Web page and app entries
***

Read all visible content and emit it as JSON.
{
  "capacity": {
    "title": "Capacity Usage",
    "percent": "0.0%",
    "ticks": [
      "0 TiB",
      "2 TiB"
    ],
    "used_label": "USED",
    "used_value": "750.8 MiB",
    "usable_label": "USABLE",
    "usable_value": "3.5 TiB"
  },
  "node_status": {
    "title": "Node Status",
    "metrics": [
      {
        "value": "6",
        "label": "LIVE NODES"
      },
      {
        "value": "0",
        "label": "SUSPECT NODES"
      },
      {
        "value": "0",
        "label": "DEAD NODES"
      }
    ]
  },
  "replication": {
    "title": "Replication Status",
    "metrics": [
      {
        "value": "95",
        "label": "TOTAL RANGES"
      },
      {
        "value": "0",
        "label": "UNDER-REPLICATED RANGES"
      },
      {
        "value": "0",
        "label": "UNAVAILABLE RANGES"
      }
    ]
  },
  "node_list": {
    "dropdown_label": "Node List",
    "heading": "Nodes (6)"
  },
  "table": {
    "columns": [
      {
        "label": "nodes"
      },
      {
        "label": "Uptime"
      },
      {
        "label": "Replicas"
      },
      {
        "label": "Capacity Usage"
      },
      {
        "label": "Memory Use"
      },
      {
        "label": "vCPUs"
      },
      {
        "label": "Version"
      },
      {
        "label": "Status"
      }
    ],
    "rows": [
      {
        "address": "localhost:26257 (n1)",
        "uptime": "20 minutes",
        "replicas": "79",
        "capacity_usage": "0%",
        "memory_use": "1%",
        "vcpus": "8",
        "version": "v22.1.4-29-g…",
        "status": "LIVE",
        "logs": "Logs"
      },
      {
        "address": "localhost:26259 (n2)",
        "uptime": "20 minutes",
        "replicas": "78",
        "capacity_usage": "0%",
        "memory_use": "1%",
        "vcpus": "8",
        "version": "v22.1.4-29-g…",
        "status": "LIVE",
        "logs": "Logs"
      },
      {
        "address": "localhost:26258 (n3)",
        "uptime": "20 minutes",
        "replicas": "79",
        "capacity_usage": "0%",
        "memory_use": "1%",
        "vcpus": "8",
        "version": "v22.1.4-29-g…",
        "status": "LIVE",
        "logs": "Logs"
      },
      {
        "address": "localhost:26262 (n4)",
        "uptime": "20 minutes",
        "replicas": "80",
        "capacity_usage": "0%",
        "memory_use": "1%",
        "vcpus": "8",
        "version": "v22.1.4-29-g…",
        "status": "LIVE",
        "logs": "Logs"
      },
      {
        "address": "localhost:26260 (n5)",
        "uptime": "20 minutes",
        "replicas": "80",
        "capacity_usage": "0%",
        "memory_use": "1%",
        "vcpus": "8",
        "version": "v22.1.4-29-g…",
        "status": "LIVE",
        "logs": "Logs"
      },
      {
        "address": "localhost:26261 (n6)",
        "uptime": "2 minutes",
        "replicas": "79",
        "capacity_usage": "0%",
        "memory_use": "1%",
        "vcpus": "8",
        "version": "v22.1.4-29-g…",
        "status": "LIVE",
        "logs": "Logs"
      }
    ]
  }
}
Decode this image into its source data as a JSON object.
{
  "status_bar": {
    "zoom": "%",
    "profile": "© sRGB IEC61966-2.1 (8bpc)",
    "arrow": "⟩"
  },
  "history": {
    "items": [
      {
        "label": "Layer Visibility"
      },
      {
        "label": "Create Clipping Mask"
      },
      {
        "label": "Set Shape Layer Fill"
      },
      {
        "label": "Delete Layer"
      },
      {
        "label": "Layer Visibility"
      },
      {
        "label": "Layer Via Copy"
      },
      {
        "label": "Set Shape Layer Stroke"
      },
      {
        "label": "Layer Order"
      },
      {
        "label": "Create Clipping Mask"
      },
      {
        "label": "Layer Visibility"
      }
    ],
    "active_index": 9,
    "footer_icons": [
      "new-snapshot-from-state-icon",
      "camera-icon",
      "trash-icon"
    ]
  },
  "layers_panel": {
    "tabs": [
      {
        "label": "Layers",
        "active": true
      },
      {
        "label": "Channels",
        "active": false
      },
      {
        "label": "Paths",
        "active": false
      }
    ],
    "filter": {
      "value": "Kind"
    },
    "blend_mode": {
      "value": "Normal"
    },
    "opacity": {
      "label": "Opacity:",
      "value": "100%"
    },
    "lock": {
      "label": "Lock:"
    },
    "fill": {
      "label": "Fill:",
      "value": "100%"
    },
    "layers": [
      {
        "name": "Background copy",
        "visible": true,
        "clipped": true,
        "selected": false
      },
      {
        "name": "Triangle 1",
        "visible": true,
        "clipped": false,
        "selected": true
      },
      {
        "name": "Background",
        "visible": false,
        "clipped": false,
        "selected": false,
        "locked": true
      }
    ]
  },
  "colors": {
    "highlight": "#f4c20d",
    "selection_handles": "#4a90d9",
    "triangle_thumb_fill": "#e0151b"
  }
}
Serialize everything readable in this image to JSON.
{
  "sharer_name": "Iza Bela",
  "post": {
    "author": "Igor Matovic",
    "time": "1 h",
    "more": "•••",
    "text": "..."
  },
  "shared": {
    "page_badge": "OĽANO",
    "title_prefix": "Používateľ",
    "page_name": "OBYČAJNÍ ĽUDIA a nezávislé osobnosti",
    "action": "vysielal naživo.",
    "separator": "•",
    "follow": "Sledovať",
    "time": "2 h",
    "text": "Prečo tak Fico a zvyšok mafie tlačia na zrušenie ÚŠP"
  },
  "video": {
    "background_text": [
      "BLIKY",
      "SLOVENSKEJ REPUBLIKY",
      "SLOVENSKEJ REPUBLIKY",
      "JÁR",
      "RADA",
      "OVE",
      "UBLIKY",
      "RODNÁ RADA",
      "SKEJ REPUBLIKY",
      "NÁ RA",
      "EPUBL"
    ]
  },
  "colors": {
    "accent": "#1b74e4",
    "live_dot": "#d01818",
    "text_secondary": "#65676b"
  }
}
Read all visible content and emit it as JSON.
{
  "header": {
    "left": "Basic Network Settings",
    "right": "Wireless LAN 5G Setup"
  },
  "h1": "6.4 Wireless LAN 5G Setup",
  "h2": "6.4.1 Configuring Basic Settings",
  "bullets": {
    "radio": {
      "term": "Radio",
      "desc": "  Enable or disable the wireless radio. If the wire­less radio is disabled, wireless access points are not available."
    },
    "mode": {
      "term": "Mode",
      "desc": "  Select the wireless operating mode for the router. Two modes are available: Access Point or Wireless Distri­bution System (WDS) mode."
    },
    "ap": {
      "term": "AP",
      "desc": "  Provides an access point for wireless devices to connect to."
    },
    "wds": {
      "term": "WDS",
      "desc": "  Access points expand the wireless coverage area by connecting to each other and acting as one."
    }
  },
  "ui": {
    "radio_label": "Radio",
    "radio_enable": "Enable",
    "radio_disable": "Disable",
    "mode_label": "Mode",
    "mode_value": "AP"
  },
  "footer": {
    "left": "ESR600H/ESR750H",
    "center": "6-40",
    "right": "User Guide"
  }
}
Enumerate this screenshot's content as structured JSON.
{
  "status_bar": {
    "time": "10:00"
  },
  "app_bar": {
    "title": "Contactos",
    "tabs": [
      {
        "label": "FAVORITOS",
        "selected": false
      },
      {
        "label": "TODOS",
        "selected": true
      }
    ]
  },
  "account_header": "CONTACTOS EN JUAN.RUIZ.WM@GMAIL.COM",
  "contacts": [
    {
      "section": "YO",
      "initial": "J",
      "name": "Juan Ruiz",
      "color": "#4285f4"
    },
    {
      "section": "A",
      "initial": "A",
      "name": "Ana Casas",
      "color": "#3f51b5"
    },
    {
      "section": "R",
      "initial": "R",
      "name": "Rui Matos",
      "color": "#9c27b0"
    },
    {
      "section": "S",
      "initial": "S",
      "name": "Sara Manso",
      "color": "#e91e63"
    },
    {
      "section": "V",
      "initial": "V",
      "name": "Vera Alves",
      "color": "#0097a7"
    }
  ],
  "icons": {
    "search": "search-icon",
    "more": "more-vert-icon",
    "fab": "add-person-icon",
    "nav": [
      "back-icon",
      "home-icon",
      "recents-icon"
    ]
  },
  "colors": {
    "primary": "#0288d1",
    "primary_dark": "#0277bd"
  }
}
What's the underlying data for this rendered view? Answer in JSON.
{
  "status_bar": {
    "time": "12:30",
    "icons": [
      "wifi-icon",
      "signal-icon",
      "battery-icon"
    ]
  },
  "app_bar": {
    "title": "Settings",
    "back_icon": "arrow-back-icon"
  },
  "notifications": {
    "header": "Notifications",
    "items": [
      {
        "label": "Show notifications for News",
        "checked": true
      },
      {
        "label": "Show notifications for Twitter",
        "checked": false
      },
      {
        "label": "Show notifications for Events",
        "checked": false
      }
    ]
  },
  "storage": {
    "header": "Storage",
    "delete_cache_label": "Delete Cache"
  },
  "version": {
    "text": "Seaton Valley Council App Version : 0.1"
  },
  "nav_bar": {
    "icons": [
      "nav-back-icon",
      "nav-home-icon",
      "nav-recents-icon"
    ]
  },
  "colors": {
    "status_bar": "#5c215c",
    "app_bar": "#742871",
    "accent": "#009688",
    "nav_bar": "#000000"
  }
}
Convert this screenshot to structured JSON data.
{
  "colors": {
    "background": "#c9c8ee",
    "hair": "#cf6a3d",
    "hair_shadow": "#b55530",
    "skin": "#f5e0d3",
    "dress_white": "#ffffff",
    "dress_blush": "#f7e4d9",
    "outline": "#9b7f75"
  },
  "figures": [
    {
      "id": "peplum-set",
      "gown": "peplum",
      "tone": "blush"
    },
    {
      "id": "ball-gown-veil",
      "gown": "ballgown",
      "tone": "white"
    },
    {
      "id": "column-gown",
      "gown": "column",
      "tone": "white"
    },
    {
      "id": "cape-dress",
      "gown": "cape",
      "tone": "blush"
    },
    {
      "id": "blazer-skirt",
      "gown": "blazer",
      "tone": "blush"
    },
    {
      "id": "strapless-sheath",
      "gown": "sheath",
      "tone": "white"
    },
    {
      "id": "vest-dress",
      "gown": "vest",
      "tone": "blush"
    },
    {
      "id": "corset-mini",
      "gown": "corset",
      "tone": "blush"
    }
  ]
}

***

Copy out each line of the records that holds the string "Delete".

        "label": "Delete Layer"
    "delete_cache_label": "Delete Cache"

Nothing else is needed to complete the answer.